- [PROMPT]
Your answer must be the listing, given again word for word.

◆ ◆ ◆ ◆

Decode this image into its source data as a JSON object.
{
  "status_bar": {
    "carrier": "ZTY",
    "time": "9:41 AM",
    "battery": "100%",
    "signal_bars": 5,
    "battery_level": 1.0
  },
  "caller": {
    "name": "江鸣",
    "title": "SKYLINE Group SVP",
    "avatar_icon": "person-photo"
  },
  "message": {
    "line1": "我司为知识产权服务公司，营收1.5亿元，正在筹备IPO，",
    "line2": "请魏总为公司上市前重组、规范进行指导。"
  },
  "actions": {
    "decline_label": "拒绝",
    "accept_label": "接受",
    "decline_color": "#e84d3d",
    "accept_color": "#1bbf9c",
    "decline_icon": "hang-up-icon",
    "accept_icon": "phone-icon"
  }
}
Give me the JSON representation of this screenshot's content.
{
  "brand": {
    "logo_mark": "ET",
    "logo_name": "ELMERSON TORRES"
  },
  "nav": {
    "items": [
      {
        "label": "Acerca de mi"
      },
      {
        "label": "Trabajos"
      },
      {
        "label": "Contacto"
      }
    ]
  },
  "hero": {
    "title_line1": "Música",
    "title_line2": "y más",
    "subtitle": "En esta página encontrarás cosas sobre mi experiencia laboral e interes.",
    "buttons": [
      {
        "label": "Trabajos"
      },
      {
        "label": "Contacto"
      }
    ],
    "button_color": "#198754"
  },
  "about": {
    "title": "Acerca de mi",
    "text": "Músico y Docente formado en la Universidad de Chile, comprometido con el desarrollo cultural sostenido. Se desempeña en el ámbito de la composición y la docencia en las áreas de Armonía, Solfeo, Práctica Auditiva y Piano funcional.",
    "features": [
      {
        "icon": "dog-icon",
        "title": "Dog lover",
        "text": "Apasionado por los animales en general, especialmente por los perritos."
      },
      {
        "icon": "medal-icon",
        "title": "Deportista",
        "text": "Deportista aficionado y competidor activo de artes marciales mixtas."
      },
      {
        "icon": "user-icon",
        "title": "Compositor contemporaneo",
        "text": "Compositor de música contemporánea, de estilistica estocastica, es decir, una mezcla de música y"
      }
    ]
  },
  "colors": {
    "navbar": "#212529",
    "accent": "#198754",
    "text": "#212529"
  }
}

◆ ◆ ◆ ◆

- [RESPONSE TO THE TASK]
Decode this image into its source data as a JSON object.
{
  "status_bar": {
    "carrier": "ZTY",
    "time": "9:41 AM",
    "battery": "100%",
    "signal_bars": 5,
    "battery_level": 1.0
  },
  "caller": {
    "name": "江鸣",
    "title": "SKYLINE Group SVP",
    "avatar_icon": "person-photo"
  },
  "message": {
    "line1": "我司为知识产权服务公司，营收1.5亿元，正在筹备IPO，",
    "line2": "请魏总为公司上市前重组、规范进行指导。"
  },
  "actions": {
    "decline_label": "拒绝",
    "accept_label": "接受",
    "decline_color": "#e84d3d",
    "accept_color": "#1bbf9c",
    "decline_icon": "hang-up-icon",
    "accept_icon": "phone-icon"
  }
}
Give me the JSON representation of this screenshot's content.
{
  "brand": {
    "logo_mark": "ET",
    "logo_name": "ELMERSON TORRES"
  },
  "nav": {
    "items": [
      {
        "label": "Acerca de mi"
      },
      {
        "label": "Trabajos"
      },
      {
        "label": "Contacto"
      }
    ]
  },
  "hero": {
    "title_line1": "Música",
    "title_line2": "y más",
    "subtitle": "En esta página encontrarás cosas sobre mi experiencia laboral e interes.",
    "buttons": [
      {
        "label": "Trabajos"
      },
      {
        "label": "Contacto"
      }
    ],
    "button_color": "#198754"
  },
  "about": {
    "title": "Acerca de mi",
    "text": "Músico y Docente formado en la Universidad de Chile, comprometido con el desarrollo cultural sostenido. Se desempeña en el ámbito de la composición y la docencia en las áreas de Armonía, Solfeo, Práctica Auditiva y Piano funcional.",
    "features": [
      {
        "icon": "dog-icon",
        "title": "Dog lover",
        "text": "Apasionado por los animales en general, especialmente por los perritos."
      },
      {
        "icon": "medal-icon",
        "title": "Deportista",
        "text": "Deportista aficionado y competidor activo de artes marciales mixtas."
      },
      {
        "icon": "user-icon",
        "title": "Compositor contemporaneo",
        "text": "Compositor de música contemporánea, de estilistica estocastica, es decir, una mezcla de música y"
      }
    ]
  },
  "colors": {
    "navbar": "#212529",
    "accent": "#198754",
    "text": "#212529"
  }
}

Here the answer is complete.